So is this novel vacuous, does it try to exist solely on the basis of it's narrative strength? Not really, there are several characters who could have become unforgettable ones, but lose out in the flow of the overall narrative. Lets take the family  of 'Frank Traverse' a anarchist/communist at the turn of the 20th century fighting a losing battle against the corporations. He is killed by 2 men hired by the corporations. In a twist of fate his daughter 'Lake' ends up marrying one of them (Deuce). Lake knows that Duece murdered her father and Duece knows that Lake knows. So why did she marry him, what made her do so? The unspoken issue of her father's death keeps hanging like a sword over both, both of them not wanting to talk about it to the other, till little by little they try to come to terms with it. This has all the trappings of a Greek tragedy, but Pynchon does not milk it to the maximum extent possible. He just gives a peek into their life, their circling each other like vary animals waiting for the other to make a slip, but that's all we get.  All other things are left completely to our interpretation. It is the same with several other characters too. As I mentioned earlier, yes, Pynchon characters are not clearly delineated, but just remember that it's not the objective of the novel in any case.

The other thing that could be off putting about Pynchon is the usage of scientific/mathematical concepts in his novel.

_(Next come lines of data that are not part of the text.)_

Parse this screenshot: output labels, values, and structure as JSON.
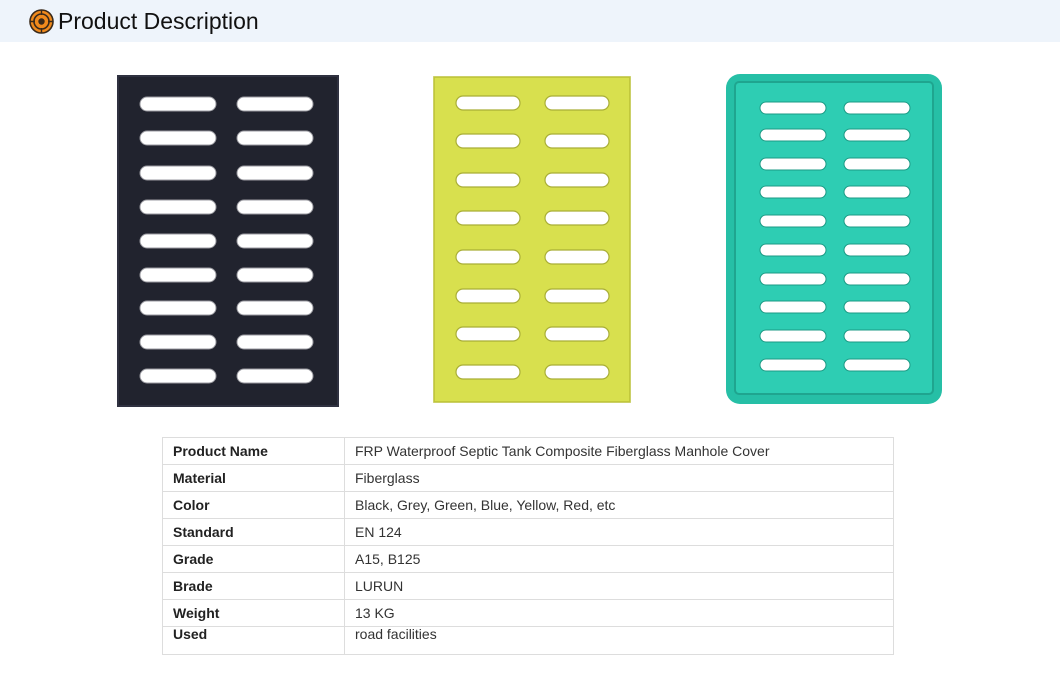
{
  "header": {
    "title": "Product Description",
    "icon": "target-badge-icon",
    "accent_color": "#f08a1c"
  },
  "images": [
    {
      "name": "black-manhole-cover",
      "color": "#21232e"
    },
    {
      "name": "yellow-manhole-cover",
      "color": "#d8e04e"
    },
    {
      "name": "green-manhole-cover",
      "color": "#2ec9b0"
    }
  ],
  "specs": [
    {
      "key": "Product Name",
      "value": "FRP Waterproof Septic Tank Composite Fiberglass Manhole Cover"
    },
    {
      "key": "Material",
      "value": "Fiberglass"
    },
    {
      "key": "Color",
      "value": "Black, Grey, Green, Blue, Yellow, Red, etc"
    },
    {
      "key": "Standard",
      "value": "EN 124"
    },
    {
      "key": "Grade",
      "value": "A15, B125"
    },
    {
      "key": "Brade",
      "value": "LURUN"
    },
    {
      "key": "Weight",
      "value": "13 KG"
    },
    {
      "key": "Used",
      "value": "road facilities"
    }
  ]
}
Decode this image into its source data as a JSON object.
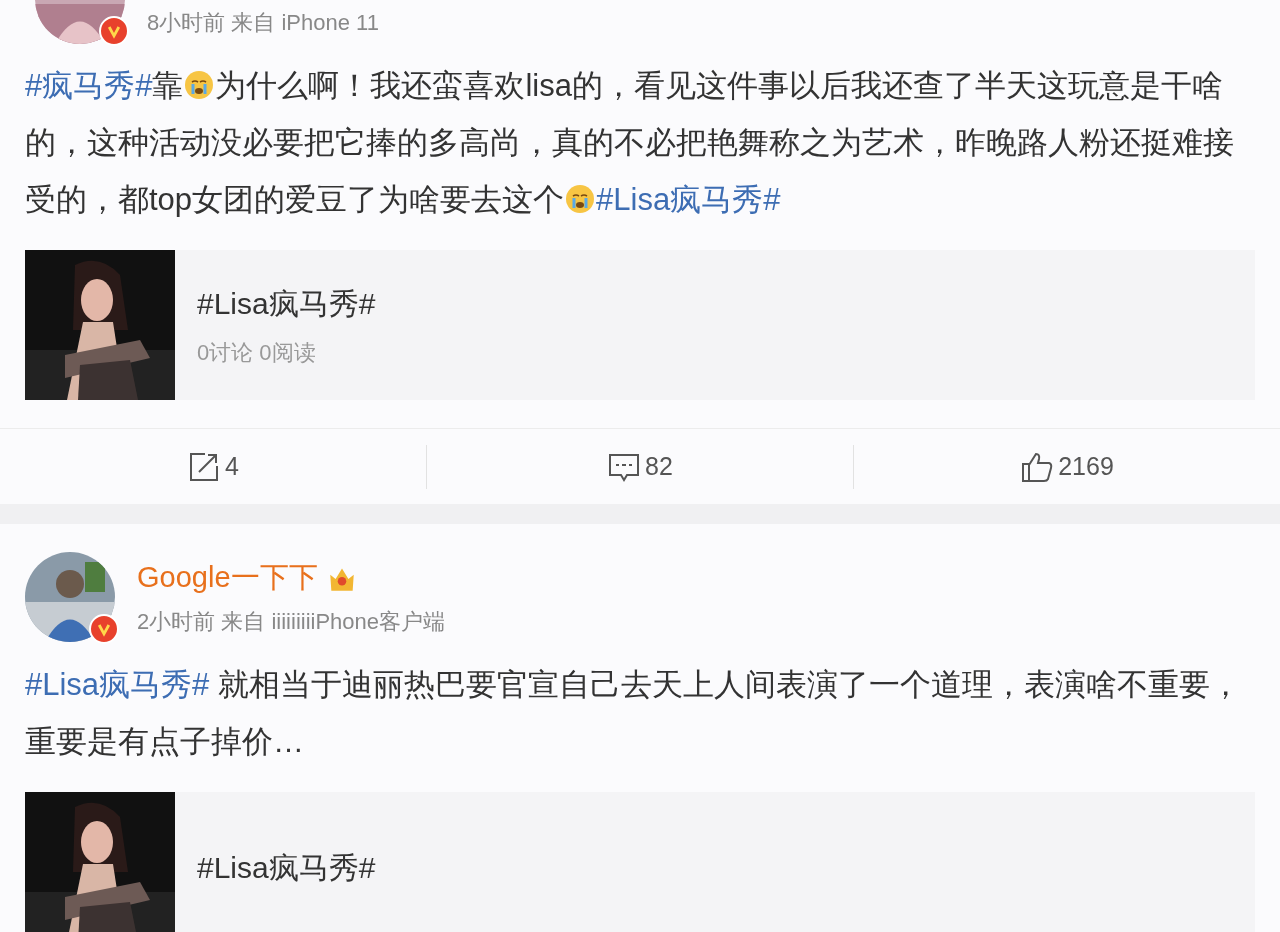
{
  "posts": [
    {
      "verified": true,
      "meta": "8小时前 来自 iPhone 11",
      "body": [
        {
          "kind": "tag",
          "text": "#疯马秀#"
        },
        {
          "kind": "text",
          "text": "靠"
        },
        {
          "kind": "emoji"
        },
        {
          "kind": "text",
          "text": "为什么啊！我还蛮喜欢lisa的，看见这件事以后我还查了半天这玩意是干啥的，这种活动没必要把它捧的多高尚，真的不必把艳舞称之为艺术，昨晚路人粉还挺难接受的，都top女团的爱豆了为啥要去这个"
        },
        {
          "kind": "emoji"
        },
        {
          "kind": "tag",
          "text": "#Lisa疯马秀#"
        }
      ],
      "topic": {
        "title": "#Lisa疯马秀#",
        "stats": "0讨论 0阅读"
      },
      "actions": [
        {
          "kind": "repost",
          "count": "4"
        },
        {
          "kind": "comment",
          "count": "82"
        },
        {
          "kind": "like",
          "count": "2169"
        }
      ]
    },
    {
      "verified": true,
      "name": "Google一下下",
      "crown": true,
      "meta": "2小时前 来自 iiiiiiiiiPhone客户端",
      "body": [
        {
          "kind": "tag",
          "text": "#Lisa疯马秀#"
        },
        {
          "kind": "text",
          "text": " 就相当于迪丽热巴要官宣自己去天上人间表演了一个道理，表演啥不重要，重要是有点子掉价…"
        }
      ],
      "topic": {
        "title": "#Lisa疯马秀#"
      }
    }
  ]
}
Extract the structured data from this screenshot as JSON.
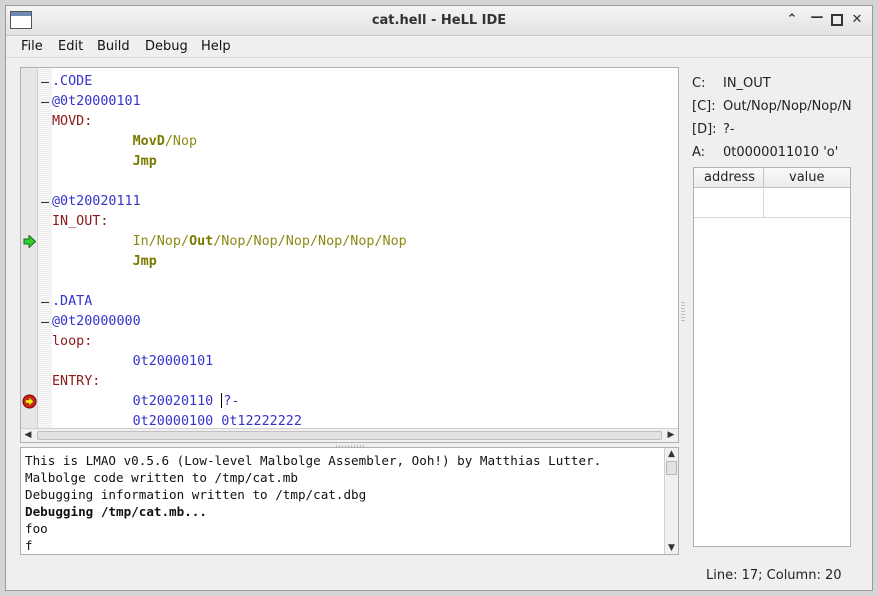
{
  "window": {
    "title": "cat.hell - HeLL IDE"
  },
  "menu": [
    "File",
    "Edit",
    "Build",
    "Debug",
    "Help"
  ],
  "editor": {
    "lines": [
      {
        "fold": true,
        "tokens": [
          {
            "t": ".CODE",
            "c": "blue"
          }
        ]
      },
      {
        "fold": true,
        "tokens": [
          {
            "t": "@0t20000101",
            "c": "blue"
          }
        ]
      },
      {
        "fold": false,
        "tokens": [
          {
            "t": "MOVD:",
            "c": "red"
          }
        ]
      },
      {
        "fold": false,
        "tokens": [
          {
            "t": "          ",
            "c": ""
          },
          {
            "t": "MovD",
            "c": "olive-b"
          },
          {
            "t": "/Nop",
            "c": "olive"
          }
        ]
      },
      {
        "fold": false,
        "tokens": [
          {
            "t": "          ",
            "c": ""
          },
          {
            "t": "Jmp",
            "c": "olive-b"
          }
        ]
      },
      {
        "fold": false,
        "tokens": []
      },
      {
        "fold": true,
        "tokens": [
          {
            "t": "@0t20020111",
            "c": "blue"
          }
        ]
      },
      {
        "fold": false,
        "tokens": [
          {
            "t": "IN_OUT:",
            "c": "red"
          }
        ]
      },
      {
        "fold": false,
        "marker": "arrow",
        "tokens": [
          {
            "t": "          ",
            "c": ""
          },
          {
            "t": "In/Nop/",
            "c": "olive"
          },
          {
            "t": "Out",
            "c": "olive-b"
          },
          {
            "t": "/Nop/Nop/Nop/Nop/Nop/Nop",
            "c": "olive"
          }
        ]
      },
      {
        "fold": false,
        "tokens": [
          {
            "t": "          ",
            "c": ""
          },
          {
            "t": "Jmp",
            "c": "olive-b"
          }
        ]
      },
      {
        "fold": false,
        "tokens": []
      },
      {
        "fold": true,
        "tokens": [
          {
            "t": ".DATA",
            "c": "blue"
          }
        ]
      },
      {
        "fold": true,
        "tokens": [
          {
            "t": "@0t20000000",
            "c": "blue"
          }
        ]
      },
      {
        "fold": false,
        "tokens": [
          {
            "t": "loop:",
            "c": "red"
          }
        ]
      },
      {
        "fold": false,
        "tokens": [
          {
            "t": "          ",
            "c": ""
          },
          {
            "t": "0t20000101",
            "c": "blue"
          }
        ]
      },
      {
        "fold": false,
        "tokens": [
          {
            "t": "ENTRY:",
            "c": "red"
          }
        ]
      },
      {
        "fold": false,
        "marker": "breakpoint",
        "caret": true,
        "tokens": [
          {
            "t": "          ",
            "c": ""
          },
          {
            "t": "0t20020110 ",
            "c": "blue"
          },
          {
            "t": "CARET",
            "c": "caret"
          },
          {
            "t": "?-",
            "c": "blue"
          }
        ]
      },
      {
        "fold": false,
        "tokens": [
          {
            "t": "          ",
            "c": ""
          },
          {
            "t": "0t20000100 0t12222222",
            "c": "blue"
          }
        ]
      }
    ]
  },
  "console": {
    "lines": [
      {
        "text": "This is LMAO v0.5.6 (Low-level Malbolge Assembler, Ooh!) by Matthias Lutter.",
        "bold": false
      },
      {
        "text": "Malbolge code written to /tmp/cat.mb",
        "bold": false
      },
      {
        "text": "Debugging information written to /tmp/cat.dbg",
        "bold": false
      },
      {
        "text": "Debugging /tmp/cat.mb...",
        "bold": true
      },
      {
        "text": "foo",
        "bold": false
      },
      {
        "text": "f",
        "bold": false
      }
    ]
  },
  "registers": [
    {
      "name": "C:",
      "value": "IN_OUT"
    },
    {
      "name": "[C]:",
      "value": "Out/Nop/Nop/Nop/Nop/Nop/Nop"
    },
    {
      "name": "[D]:",
      "value": "?-"
    },
    {
      "name": "A:",
      "value": "0t0000011010 'o'"
    }
  ],
  "memory": {
    "headers": [
      "address",
      "value"
    ]
  },
  "status": {
    "text": "Line: 17; Column: 20"
  },
  "icons": {
    "current": "green-arrow-icon",
    "breakpoint": "breakpoint-icon"
  },
  "colors": {
    "keyword_blue": "#3434cc",
    "label_red": "#8b1a1a",
    "opcode_olive": "#8b8b14"
  }
}
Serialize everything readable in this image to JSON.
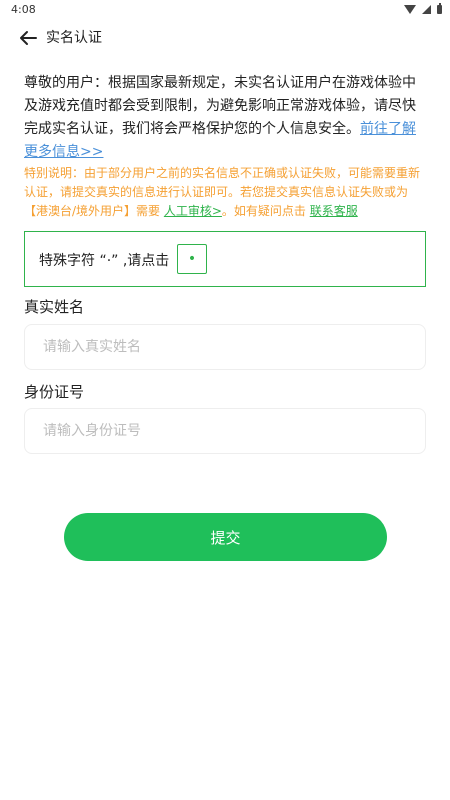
{
  "status": {
    "time": "4:08"
  },
  "header": {
    "title": "实名认证"
  },
  "intro": {
    "text": "尊敬的用户：根据国家最新规定，未实名认证用户在游戏体验中及游戏充值时都会受到限制，为避免影响正常游戏体验，请尽快完成实名认证，我们将会严格保护您的个人信息安全。",
    "link": "前往了解更多信息>>"
  },
  "note": {
    "text": "特别说明：由于部分用户之前的实名信息不正确或认证失败，可能需要重新认证，请提交真实的信息进行认证即可。若您提交真实信息认证失败或为【港澳台/境外用户】需要 ",
    "review_link": "人工审核>",
    "middle": "。如有疑问点击 ",
    "service_link": "联系客服"
  },
  "special": {
    "label": "特殊字符 “·” ,请点击",
    "button": "•"
  },
  "form": {
    "name_label": "真实姓名",
    "name_placeholder": "请输入真实姓名",
    "id_label": "身份证号",
    "id_placeholder": "请输入身份证号"
  },
  "submit_label": "提交",
  "colors": {
    "accent": "#1fbf5a",
    "note": "#f5a033",
    "link": "#4a90d9"
  },
  "icons": [
    "wifi-icon",
    "signal-icon",
    "battery-icon",
    "back-arrow-icon"
  ]
}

Reading about vectors etc in his novels are the only occasions that make me feel that I could have paid as much attention to Science as I did to History :). Does it interrupt the main thread of the novels. Not much as far as I can tell (agreed that my grasp of these concepts are basic), other than that you don't get to understand how much the scientific concepts are appropriate to the novel. But for me it's not a bother, as his novels are always about the Journey for me where I reach the destination I want.

So, is this a difficult book? I would say it is a demanding book, demanding of your patience, perseverance and concentration, not to mention the strength in your wrists to keep carrying around a 1000 page book for long periods. :)  If not for it's length, I would suggest this as the best place to start Pynchon. If anything, I just hope that this post clears some misapprehensions about Pynchon and someone gets started on any work of Pynchon.


  1. Great post. I first began to read Pynchon over 40 years ago. To me his most accesible book is The Crying of Lot 49. I would recommend neophytes to first read that then to just dive into Gravity's Rainbow. I totally agree with your view that one should experience Pynchon with your own mind. I have read Against The Day only once and I profited well from your insights

  2. Thanks Mel. Pynchon is kind of an acquired taste where the reader has put in a bit more effort than is normal, but the rewards are aplenty. Good to know that you have enjoyed his works.